# Exercise prompt
Your copy should match the records below exactly, except for the pictures.

Source data:
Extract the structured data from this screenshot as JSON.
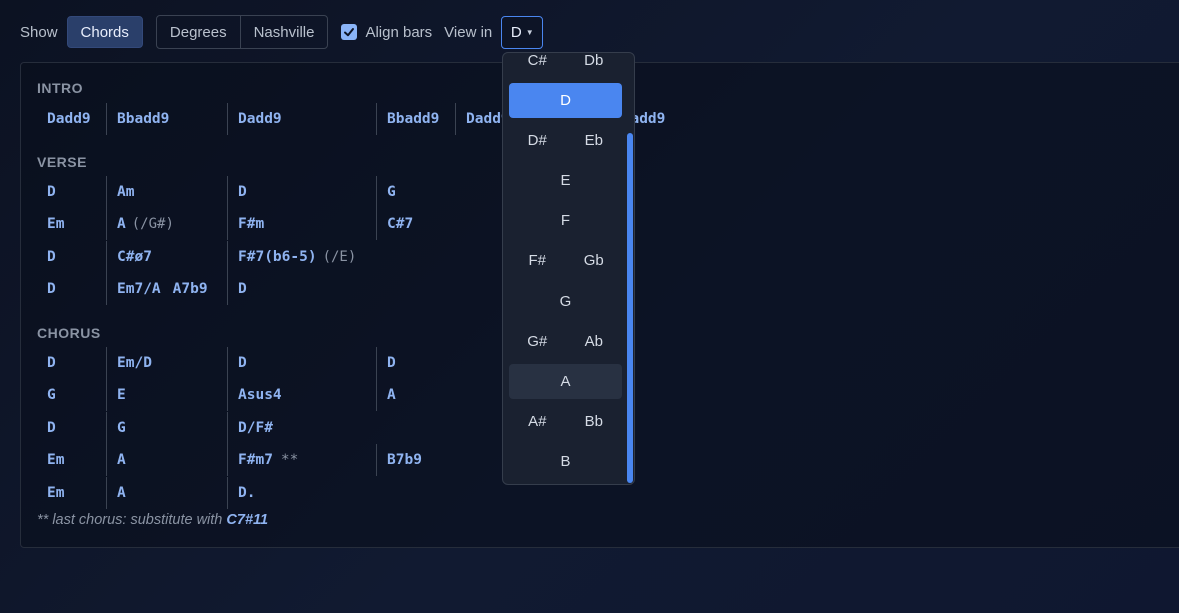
{
  "toolbar": {
    "show_label": "Show",
    "chords_label": "Chords",
    "degrees_label": "Degrees",
    "nashville_label": "Nashville",
    "align_bars_label": "Align bars",
    "align_bars_checked": true,
    "view_in_label": "View in",
    "key_value": "D"
  },
  "sections": {
    "intro": {
      "title": "INTRO",
      "rows": [
        [
          "Dadd9",
          "Bbadd9",
          "Dadd9",
          "Bbadd9",
          "Dadd9",
          "Bbadd9"
        ]
      ]
    },
    "verse": {
      "title": "VERSE",
      "rows": [
        {
          "c": [
            "D",
            "Am",
            "D",
            "G"
          ]
        },
        {
          "c": [
            "Em",
            "A",
            "F#m",
            "C#7"
          ],
          "slash1": "(/G#)"
        },
        {
          "c": [
            "D",
            "C#ø7",
            "F#7(b6-5)"
          ],
          "slash2": "(/E)"
        },
        {
          "c": [
            "D",
            "Em7/A",
            "A7b9",
            "D"
          ]
        }
      ]
    },
    "chorus": {
      "title": "CHORUS",
      "rows": [
        {
          "c": [
            "D",
            "Em/D",
            "D",
            "D"
          ]
        },
        {
          "c": [
            "G",
            "E",
            "Asus4",
            "A"
          ]
        },
        {
          "c": [
            "D",
            "G",
            "D/F#"
          ]
        },
        {
          "c": [
            "Em",
            "A",
            "F#m7",
            "B7b9"
          ],
          "mark": "**"
        },
        {
          "c": [
            "Em",
            "A",
            "D."
          ]
        }
      ]
    }
  },
  "footnote": {
    "text": "** last chorus: substitute with",
    "chord": "C7#11"
  },
  "key_dropdown": {
    "options": [
      [
        "C#",
        "Db"
      ],
      [
        "D"
      ],
      [
        "D#",
        "Eb"
      ],
      [
        "E"
      ],
      [
        "F"
      ],
      [
        "F#",
        "Gb"
      ],
      [
        "G"
      ],
      [
        "G#",
        "Ab"
      ],
      [
        "A"
      ],
      [
        "A#",
        "Bb"
      ],
      [
        "B"
      ]
    ],
    "selected": "D",
    "hovered": "A"
  },
  "colors": {
    "accent": "#4a86f0",
    "chord": "#8fb3f0",
    "background": "#0c1222"
  }
}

# Exercise solution
Extract the structured data from this screenshot as JSON.
{
  "toolbar": {
    "show_label": "Show",
    "chords_label": "Chords",
    "degrees_label": "Degrees",
    "nashville_label": "Nashville",
    "align_bars_label": "Align bars",
    "align_bars_checked": true,
    "view_in_label": "View in",
    "key_value": "D"
  },
  "sections": {
    "intro": {
      "title": "INTRO",
      "rows": [
        [
          "Dadd9",
          "Bbadd9",
          "Dadd9",
          "Bbadd9",
          "Dadd9",
          "Bbadd9"
        ]
      ]
    },
    "verse": {
      "title": "VERSE",
      "rows": [
        {
          "c": [
            "D",
            "Am",
            "D",
            "G"
          ]
        },
        {
          "c": [
            "Em",
            "A",
            "F#m",
            "C#7"
          ],
          "slash1": "(/G#)"
        },
        {
          "c": [
            "D",
            "C#ø7",
            "F#7(b6-5)"
          ],
          "slash2": "(/E)"
        },
        {
          "c": [
            "D",
            "Em7/A",
            "A7b9",
            "D"
          ]
        }
      ]
    },
    "chorus": {
      "title": "CHORUS",
      "rows": [
        {
          "c": [
            "D",
            "Em/D",
            "D",
            "D"
          ]
        },
        {
          "c": [
            "G",
            "E",
            "Asus4",
            "A"
          ]
        },
        {
          "c": [
            "D",
            "G",
            "D/F#"
          ]
        },
        {
          "c": [
            "Em",
            "A",
            "F#m7",
            "B7b9"
          ],
          "mark": "**"
        },
        {
          "c": [
            "Em",
            "A",
            "D."
          ]
        }
      ]
    }
  },
  "footnote": {
    "text": "** last chorus: substitute with",
    "chord": "C7#11"
  },
  "key_dropdown": {
    "options": [
      [
        "C#",
        "Db"
      ],
      [
        "D"
      ],
      [
        "D#",
        "Eb"
      ],
      [
        "E"
      ],
      [
        "F"
      ],
      [
        "F#",
        "Gb"
      ],
      [
        "G"
      ],
      [
        "G#",
        "Ab"
      ],
      [
        "A"
      ],
      [
        "A#",
        "Bb"
      ],
      [
        "B"
      ]
    ],
    "selected": "D",
    "hovered": "A"
  },
  "colors": {
    "accent": "#4a86f0",
    "chord": "#8fb3f0",
    "background": "#0c1222"
  }
}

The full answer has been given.